Listed records Start Marker
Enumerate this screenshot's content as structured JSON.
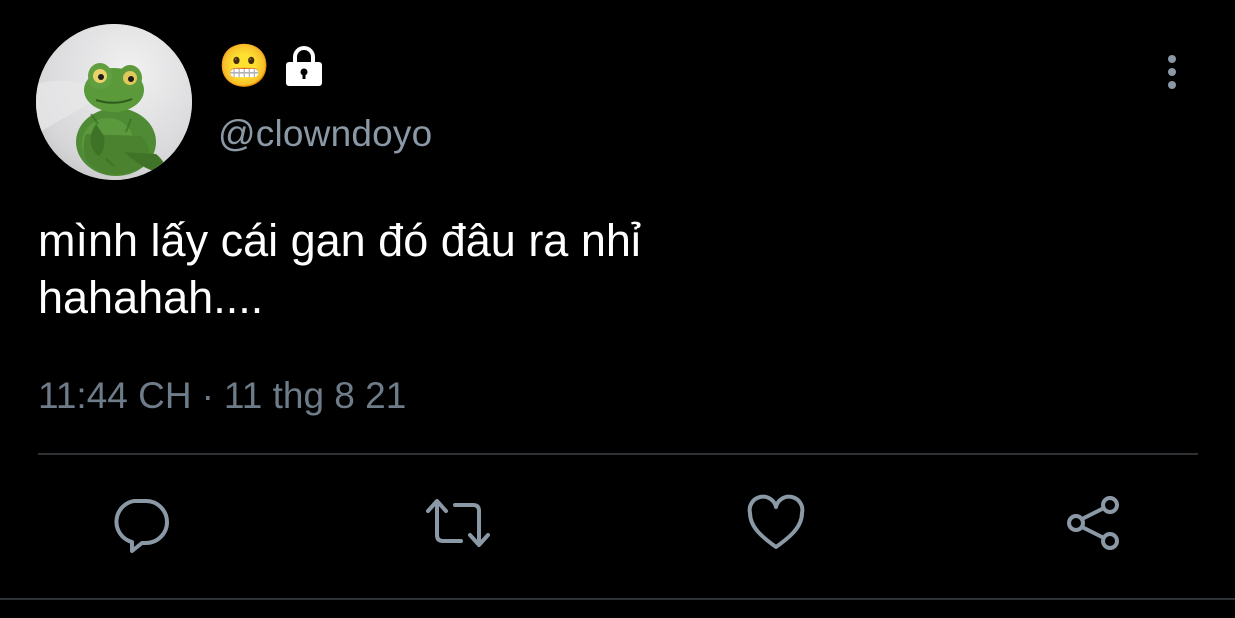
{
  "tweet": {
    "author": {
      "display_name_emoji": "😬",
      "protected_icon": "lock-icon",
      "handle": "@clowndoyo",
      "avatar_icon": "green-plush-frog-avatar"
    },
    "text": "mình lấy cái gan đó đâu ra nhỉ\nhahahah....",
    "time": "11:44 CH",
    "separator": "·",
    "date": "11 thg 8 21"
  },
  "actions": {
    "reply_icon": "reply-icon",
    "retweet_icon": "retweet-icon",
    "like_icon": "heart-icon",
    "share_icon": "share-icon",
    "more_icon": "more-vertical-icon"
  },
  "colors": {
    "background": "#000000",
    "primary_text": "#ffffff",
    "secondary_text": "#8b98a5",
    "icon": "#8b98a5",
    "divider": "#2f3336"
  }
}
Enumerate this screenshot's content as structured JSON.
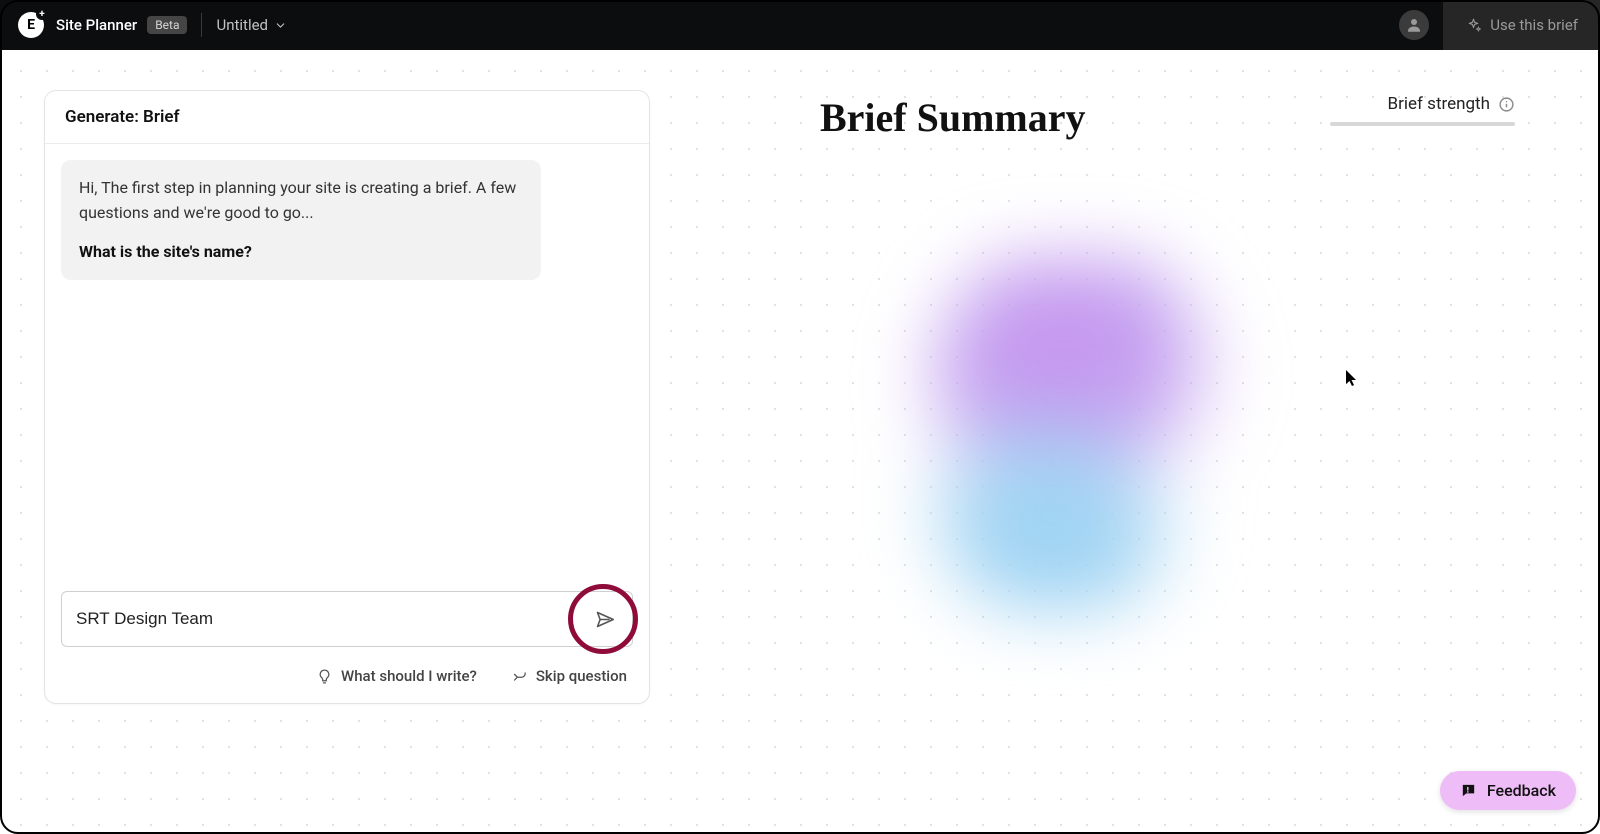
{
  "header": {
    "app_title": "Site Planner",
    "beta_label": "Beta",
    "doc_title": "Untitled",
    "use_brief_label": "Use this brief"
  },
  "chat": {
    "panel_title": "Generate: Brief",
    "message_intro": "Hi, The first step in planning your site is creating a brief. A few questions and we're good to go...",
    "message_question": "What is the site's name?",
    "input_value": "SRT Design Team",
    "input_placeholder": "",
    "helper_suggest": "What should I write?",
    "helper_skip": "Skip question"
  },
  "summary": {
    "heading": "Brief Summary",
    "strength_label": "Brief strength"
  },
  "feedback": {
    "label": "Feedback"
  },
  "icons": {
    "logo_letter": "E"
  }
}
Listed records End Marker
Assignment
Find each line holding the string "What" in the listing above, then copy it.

Response below
    "message_question": "What is the site's name?",
    "helper_suggest": "What should I write?",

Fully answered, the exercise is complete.